◆ **What the task requires**
Go line by line through the entries and show those that hold the string "class".

**** Given information

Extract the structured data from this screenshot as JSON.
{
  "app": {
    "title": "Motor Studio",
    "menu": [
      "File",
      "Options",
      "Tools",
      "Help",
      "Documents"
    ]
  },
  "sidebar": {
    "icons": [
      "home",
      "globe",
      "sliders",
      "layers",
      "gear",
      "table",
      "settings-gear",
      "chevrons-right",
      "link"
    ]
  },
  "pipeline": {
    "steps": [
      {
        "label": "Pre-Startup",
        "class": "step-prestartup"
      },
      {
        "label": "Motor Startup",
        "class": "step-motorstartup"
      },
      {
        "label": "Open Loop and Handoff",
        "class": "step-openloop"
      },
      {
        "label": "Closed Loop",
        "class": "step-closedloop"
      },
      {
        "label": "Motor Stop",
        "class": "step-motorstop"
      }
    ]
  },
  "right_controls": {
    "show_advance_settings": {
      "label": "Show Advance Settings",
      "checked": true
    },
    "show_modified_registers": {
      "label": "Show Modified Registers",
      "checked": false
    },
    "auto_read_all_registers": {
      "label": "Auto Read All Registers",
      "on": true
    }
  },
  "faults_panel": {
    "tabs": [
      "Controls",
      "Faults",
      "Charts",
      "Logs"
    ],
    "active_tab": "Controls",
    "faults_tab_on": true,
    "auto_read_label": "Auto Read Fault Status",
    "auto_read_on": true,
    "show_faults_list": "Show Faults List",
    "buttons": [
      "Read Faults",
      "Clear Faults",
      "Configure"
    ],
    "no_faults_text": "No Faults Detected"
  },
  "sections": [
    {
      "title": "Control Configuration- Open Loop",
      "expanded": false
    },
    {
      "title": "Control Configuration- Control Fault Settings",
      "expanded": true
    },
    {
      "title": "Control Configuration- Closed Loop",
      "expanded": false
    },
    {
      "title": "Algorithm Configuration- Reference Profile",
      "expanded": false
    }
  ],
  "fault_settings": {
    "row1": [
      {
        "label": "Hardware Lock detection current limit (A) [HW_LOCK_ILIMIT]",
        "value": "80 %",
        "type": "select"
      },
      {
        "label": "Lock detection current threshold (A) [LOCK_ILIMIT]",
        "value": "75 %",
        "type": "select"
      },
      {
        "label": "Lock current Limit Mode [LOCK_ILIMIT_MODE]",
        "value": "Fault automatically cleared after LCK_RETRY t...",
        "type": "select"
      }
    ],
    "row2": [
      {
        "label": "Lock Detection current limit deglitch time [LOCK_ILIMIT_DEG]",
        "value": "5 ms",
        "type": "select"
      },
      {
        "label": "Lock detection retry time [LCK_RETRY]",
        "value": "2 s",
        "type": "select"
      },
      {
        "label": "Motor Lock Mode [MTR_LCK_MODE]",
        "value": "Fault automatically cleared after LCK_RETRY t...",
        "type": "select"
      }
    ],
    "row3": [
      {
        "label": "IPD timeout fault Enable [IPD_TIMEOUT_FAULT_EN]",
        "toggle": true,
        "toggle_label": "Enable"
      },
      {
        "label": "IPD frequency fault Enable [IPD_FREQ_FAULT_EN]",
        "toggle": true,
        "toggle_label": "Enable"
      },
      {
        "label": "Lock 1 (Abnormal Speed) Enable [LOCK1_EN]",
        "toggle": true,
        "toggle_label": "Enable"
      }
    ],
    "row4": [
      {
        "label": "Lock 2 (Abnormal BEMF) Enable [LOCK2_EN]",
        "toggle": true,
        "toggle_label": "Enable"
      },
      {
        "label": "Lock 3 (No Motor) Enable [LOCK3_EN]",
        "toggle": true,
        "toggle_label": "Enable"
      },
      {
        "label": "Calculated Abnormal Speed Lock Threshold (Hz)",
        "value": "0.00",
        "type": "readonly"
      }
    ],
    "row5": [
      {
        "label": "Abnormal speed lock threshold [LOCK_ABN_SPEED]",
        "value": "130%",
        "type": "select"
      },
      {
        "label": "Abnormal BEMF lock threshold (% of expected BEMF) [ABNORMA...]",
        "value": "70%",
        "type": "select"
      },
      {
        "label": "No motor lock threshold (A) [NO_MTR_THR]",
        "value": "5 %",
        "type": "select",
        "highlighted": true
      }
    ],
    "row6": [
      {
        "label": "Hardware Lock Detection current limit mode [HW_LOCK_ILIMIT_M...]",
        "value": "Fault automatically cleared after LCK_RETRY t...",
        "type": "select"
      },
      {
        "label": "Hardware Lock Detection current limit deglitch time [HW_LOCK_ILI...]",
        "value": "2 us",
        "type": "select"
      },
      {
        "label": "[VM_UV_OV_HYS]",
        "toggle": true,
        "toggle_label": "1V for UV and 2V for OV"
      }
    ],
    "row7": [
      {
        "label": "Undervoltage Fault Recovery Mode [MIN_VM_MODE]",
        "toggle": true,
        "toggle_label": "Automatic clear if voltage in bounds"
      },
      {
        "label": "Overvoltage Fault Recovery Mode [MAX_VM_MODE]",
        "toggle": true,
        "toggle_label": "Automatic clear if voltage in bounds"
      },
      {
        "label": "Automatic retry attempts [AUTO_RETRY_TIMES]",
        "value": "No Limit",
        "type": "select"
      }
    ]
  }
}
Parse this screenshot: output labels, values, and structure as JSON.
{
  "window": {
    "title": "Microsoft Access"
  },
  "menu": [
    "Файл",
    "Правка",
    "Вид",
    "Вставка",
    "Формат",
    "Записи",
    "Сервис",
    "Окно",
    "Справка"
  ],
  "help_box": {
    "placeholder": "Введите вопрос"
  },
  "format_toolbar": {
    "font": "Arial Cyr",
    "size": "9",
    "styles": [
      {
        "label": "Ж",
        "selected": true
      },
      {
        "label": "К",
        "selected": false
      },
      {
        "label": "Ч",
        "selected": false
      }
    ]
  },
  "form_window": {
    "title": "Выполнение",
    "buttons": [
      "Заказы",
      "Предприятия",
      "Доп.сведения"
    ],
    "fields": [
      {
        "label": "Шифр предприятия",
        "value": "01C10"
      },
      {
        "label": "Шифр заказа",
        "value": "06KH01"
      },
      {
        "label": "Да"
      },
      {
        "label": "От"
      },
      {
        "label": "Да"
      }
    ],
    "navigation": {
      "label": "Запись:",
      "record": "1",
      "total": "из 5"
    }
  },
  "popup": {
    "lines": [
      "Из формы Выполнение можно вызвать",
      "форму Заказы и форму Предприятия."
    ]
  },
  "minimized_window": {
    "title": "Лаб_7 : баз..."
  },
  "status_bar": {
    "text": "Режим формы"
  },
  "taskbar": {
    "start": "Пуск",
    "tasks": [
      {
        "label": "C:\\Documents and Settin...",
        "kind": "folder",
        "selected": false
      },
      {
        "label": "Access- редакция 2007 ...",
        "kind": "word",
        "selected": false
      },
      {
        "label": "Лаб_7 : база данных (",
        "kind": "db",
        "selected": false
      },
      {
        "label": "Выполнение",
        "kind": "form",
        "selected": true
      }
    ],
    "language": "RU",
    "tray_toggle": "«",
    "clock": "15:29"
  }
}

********

◆ **Solved problem**
        "class": "step-prestartup"
        "class": "step-motorstartup"
        "class": "step-openloop"
        "class": "step-closedloop"
        "class": "step-motorstop"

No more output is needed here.